- Assignment: Which of the lines below include "screen"? Each one should be copied out.

----- Records for this task -----

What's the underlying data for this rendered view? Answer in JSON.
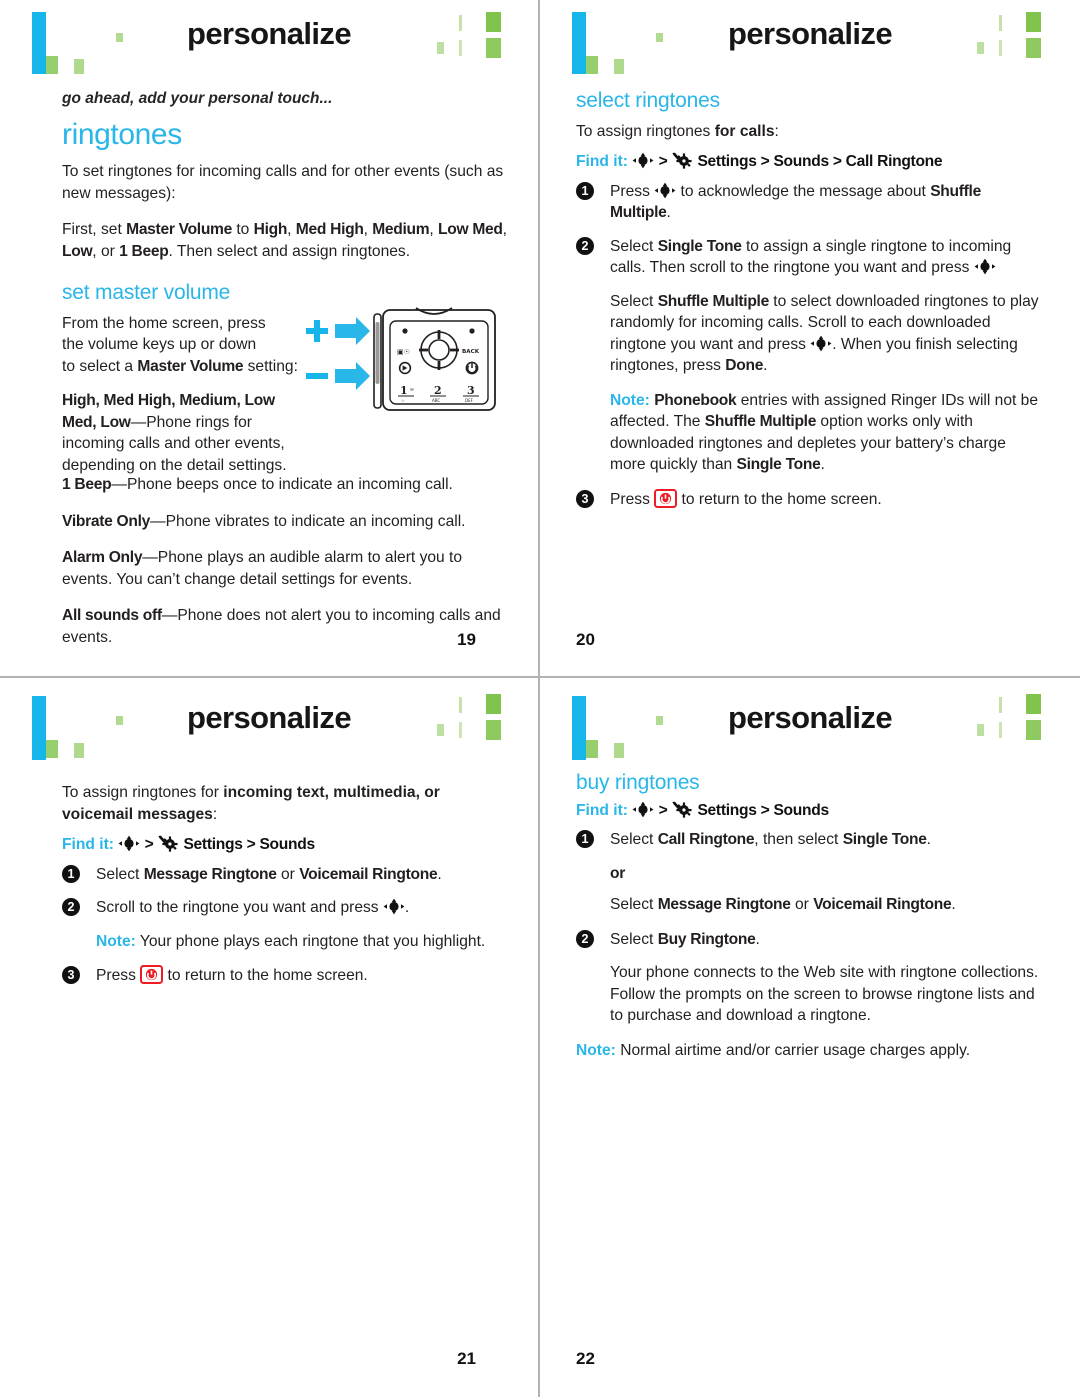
{
  "document": {
    "title": "personalize",
    "accent_cyan": "#29b6e8",
    "accent_green": "#7ac143",
    "accent_blue_bar": "#16b5ea",
    "power_key_red": "#ed1c24"
  },
  "icons": {
    "nav_key": "nav-key-icon",
    "settings": "settings-gear-icon",
    "power": "power-end-key-icon",
    "volume_up": "volume-up-icon",
    "volume_down": "volume-down-icon"
  },
  "pages": [
    {
      "header_title": "personalize",
      "page_number": "19",
      "tagline": "go ahead, add your personal touch...",
      "section_title": "ringtones",
      "intro": "To set ringtones for incoming calls and for other events (such as new messages):",
      "first_line": {
        "lead": "First, set ",
        "b1": "Master Volume",
        "mid": " to ",
        "b2": "High",
        "b3": "Med High",
        "b4": "Medium",
        "b5": "Low Med",
        "b6": "Low",
        "or": ", or ",
        "b7": "1 Beep",
        "tail": ". Then select and assign ringtones."
      },
      "subsection_title": "set master volume",
      "volume_intro": {
        "l1": "From the home screen, press",
        "l2": "the volume keys up or down",
        "l3a": "to select a ",
        "l3b": "Master Volume",
        "l3c": " setting:"
      },
      "definitions": [
        {
          "terms": "High, Med High, Medium, Low Med, Low",
          "text": "—Phone rings for incoming calls and other events, depending on the detail settings."
        },
        {
          "terms": "1 Beep",
          "text": "—Phone beeps once to indicate an incoming call."
        },
        {
          "terms": "Vibrate Only",
          "text": "—Phone vibrates to indicate an incoming call."
        },
        {
          "terms": "Alarm Only",
          "text": "—Phone plays an audible alarm to alert you to events. You can’t change detail settings for events."
        },
        {
          "terms": "All sounds off",
          "text": "—Phone does not alert you to incoming calls and events."
        }
      ],
      "illustration_keys": [
        "1",
        "2",
        "3"
      ],
      "illustration_key_sub": [
        "DEF"
      ],
      "illustration_back_label": "BACK"
    },
    {
      "header_title": "personalize",
      "page_number": "20",
      "subsection_title": "select ringtones",
      "assign_intro_lead": "To assign ringtones ",
      "assign_intro_bold": "for calls",
      "assign_intro_tail": ":",
      "find_it_label": "Find it:",
      "find_it_path": "Settings > Sounds > Call Ringtone",
      "steps": [
        {
          "num": "1",
          "parts": {
            "a": "Press ",
            "b": " to acknowledge the message about ",
            "c": "Shuffle Multiple",
            "d": "."
          }
        },
        {
          "num": "2",
          "parts": {
            "a": "Select ",
            "b": "Single Tone",
            "c": " to assign a single ringtone to incoming calls. Then scroll to the ringtone you want and press ",
            "d": ""
          }
        },
        {
          "num": "3",
          "parts": {
            "a": "Press ",
            "b": " to return to the home screen."
          }
        }
      ],
      "sub_paragraph": {
        "a": "Select ",
        "b": "Shuffle Multiple",
        "c": " to select downloaded ringtones to play randomly for incoming calls. Scroll to each downloaded ringtone you want and press ",
        "d": ". When you finish selecting ringtones, press ",
        "e": "Done",
        "f": "."
      },
      "note": {
        "label": "Note:",
        "a": " ",
        "b": "Phonebook",
        "c": " entries with assigned Ringer IDs will not be affected. The ",
        "d": "Shuffle Multiple",
        "e": " option works only with downloaded ringtones and depletes your battery’s charge more quickly than ",
        "f": "Single Tone",
        "g": "."
      }
    },
    {
      "header_title": "personalize",
      "page_number": "21",
      "assign_intro_lead": "To assign ringtones for ",
      "assign_intro_bold": "incoming text, multimedia, or voicemail messages",
      "assign_intro_tail": ":",
      "find_it_label": "Find it:",
      "find_it_path": "Settings > Sounds",
      "steps": [
        {
          "num": "1",
          "parts": {
            "a": "Select ",
            "b": "Message Ringtone",
            "c": " or ",
            "d": "Voicemail Ringtone",
            "e": "."
          }
        },
        {
          "num": "2",
          "parts": {
            "a": "Scroll to the ringtone you want and press ",
            "b": "."
          }
        },
        {
          "num": "3",
          "parts": {
            "a": "Press ",
            "b": " to return to the home screen."
          }
        }
      ],
      "note": {
        "label": "Note:",
        "text": " Your phone plays each ringtone that you highlight."
      }
    },
    {
      "header_title": "personalize",
      "page_number": "22",
      "subsection_title": "buy ringtones",
      "find_it_label": "Find it:",
      "find_it_path": "Settings > Sounds",
      "steps": [
        {
          "num": "1",
          "parts": {
            "a": "Select ",
            "b": "Call Ringtone",
            "c": ", then select ",
            "d": "Single Tone",
            "e": "."
          }
        },
        {
          "num": "2",
          "parts": {
            "a": "Select ",
            "b": "Buy Ringtone",
            "c": "."
          }
        }
      ],
      "or_label": "or",
      "or_line": {
        "a": "Select ",
        "b": "Message Ringtone",
        "c": " or ",
        "d": "Voicemail Ringtone",
        "e": "."
      },
      "body_paragraph": "Your phone connects to the Web site with ringtone collections. Follow the prompts on the screen to browse ringtone lists and to purchase and download a ringtone.",
      "note": {
        "label": "Note:",
        "text": " Normal airtime and/or carrier usage charges apply."
      }
    }
  ]
}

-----

- Your response:
        "l1": "From the home screen, press",
            "b": " to return to the home screen."
            "b": " to return to the home screen."
      "body_paragraph": "Your phone connects to the Web site with ringtone collections. Follow the prompts on the screen to browse ringtone lists and to purchase and download a ringtone.",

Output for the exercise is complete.